EXERCISE INPUTS:
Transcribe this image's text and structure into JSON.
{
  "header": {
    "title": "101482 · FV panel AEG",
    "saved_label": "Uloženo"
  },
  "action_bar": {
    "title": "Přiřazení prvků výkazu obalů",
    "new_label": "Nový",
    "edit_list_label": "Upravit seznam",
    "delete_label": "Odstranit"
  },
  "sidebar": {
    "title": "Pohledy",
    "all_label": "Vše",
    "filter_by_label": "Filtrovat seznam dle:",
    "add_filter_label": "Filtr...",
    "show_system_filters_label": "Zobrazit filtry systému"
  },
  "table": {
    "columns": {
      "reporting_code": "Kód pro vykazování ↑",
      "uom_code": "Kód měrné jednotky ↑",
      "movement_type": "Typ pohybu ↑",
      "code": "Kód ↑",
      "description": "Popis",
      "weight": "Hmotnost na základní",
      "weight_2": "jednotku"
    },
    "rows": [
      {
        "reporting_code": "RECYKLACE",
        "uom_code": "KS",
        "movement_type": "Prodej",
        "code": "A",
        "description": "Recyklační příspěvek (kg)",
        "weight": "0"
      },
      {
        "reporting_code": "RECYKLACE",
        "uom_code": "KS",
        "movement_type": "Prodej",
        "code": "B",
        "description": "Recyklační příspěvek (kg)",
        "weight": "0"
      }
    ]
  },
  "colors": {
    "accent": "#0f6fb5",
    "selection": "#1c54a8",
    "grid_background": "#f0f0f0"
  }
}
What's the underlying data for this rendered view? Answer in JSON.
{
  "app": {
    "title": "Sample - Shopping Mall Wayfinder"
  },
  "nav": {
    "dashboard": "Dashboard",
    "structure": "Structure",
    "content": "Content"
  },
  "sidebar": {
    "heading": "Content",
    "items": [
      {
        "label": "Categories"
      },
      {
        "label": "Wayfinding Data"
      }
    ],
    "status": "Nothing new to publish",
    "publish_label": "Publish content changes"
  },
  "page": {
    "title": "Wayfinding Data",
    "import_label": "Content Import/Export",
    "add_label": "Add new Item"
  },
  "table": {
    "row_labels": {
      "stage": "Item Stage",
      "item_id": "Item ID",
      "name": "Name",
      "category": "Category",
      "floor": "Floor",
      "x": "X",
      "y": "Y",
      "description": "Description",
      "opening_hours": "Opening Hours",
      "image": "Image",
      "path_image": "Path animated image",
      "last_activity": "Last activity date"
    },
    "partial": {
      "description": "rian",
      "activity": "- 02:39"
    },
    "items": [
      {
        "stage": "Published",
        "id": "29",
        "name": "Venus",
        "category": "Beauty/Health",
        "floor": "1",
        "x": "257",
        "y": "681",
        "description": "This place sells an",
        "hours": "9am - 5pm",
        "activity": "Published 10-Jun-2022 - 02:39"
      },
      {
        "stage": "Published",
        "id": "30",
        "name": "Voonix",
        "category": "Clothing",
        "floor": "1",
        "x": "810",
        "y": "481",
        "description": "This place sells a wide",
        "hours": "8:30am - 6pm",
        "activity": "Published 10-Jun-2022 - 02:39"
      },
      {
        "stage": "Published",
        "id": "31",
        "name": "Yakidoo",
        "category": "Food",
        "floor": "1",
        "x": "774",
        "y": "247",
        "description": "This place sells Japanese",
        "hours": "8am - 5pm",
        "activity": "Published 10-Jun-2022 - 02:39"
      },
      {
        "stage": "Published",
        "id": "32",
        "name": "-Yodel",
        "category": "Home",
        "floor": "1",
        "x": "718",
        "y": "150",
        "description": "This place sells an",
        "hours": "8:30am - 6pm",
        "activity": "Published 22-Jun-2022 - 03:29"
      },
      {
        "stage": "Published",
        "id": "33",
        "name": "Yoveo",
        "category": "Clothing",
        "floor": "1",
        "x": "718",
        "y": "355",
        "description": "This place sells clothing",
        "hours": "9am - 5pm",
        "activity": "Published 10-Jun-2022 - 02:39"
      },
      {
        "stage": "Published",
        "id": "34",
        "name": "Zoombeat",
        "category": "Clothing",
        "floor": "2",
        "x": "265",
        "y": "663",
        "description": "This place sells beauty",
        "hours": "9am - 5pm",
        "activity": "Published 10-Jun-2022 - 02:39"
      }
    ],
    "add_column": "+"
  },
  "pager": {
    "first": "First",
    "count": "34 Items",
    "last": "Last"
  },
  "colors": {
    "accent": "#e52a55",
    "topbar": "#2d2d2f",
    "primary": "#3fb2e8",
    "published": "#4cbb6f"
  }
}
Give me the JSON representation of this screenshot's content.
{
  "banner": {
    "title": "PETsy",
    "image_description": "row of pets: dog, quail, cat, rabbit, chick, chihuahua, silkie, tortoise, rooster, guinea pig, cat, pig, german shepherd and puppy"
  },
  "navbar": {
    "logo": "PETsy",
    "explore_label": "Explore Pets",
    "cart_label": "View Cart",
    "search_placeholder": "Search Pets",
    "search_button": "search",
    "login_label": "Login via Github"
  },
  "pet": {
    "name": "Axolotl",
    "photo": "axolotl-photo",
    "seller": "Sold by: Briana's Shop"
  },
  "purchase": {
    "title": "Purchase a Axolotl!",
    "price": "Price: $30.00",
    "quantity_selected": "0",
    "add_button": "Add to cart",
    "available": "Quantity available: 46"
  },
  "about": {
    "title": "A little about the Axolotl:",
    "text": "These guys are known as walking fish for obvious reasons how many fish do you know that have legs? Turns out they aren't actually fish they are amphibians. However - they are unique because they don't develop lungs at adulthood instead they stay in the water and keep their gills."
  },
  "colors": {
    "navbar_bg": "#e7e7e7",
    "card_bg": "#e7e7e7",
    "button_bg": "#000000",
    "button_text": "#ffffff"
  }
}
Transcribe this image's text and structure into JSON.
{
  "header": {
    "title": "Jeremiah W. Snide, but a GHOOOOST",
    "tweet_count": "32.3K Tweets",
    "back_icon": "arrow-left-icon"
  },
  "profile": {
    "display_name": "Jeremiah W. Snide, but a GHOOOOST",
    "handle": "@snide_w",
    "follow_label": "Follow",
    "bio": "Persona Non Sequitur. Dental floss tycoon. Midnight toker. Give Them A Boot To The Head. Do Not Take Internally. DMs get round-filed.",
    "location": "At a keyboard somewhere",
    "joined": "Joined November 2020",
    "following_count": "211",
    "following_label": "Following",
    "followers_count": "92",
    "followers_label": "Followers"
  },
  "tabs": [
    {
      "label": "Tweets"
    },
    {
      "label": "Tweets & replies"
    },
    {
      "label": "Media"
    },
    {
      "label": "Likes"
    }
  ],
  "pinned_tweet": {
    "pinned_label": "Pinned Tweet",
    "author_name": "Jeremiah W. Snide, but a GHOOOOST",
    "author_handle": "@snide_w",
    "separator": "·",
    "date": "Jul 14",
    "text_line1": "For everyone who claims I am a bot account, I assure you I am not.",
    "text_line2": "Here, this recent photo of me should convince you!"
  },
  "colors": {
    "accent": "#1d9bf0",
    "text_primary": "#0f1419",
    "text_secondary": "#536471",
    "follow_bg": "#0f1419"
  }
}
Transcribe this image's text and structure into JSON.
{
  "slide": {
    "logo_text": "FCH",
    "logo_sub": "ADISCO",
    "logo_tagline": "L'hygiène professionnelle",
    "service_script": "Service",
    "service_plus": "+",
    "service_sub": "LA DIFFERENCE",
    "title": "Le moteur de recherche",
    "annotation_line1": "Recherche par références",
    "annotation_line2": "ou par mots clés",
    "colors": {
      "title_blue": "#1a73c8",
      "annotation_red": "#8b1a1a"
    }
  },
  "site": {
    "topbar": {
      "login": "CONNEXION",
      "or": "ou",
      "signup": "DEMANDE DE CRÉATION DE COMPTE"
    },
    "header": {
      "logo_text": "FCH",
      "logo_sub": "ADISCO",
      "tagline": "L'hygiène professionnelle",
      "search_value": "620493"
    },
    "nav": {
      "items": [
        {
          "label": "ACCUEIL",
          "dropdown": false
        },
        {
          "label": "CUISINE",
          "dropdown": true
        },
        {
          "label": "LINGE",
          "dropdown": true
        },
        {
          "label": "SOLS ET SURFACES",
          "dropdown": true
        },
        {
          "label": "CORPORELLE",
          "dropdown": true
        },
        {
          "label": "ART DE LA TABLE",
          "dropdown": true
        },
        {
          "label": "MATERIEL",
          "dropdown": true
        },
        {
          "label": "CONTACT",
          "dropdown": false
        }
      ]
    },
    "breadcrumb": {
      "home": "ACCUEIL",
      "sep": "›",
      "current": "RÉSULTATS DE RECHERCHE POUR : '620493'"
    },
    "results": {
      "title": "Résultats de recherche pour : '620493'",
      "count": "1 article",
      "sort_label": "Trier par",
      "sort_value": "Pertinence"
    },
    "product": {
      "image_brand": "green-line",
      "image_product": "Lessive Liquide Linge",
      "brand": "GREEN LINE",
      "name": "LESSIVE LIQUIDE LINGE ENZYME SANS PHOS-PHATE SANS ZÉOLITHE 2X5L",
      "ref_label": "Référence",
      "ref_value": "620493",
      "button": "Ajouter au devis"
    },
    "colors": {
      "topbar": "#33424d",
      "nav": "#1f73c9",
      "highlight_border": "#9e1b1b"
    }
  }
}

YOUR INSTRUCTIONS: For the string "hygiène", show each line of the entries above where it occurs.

TASK ANSWER:
    "logo_tagline": "L'hygiène professionnelle",
      "tagline": "L'hygiène professionnelle",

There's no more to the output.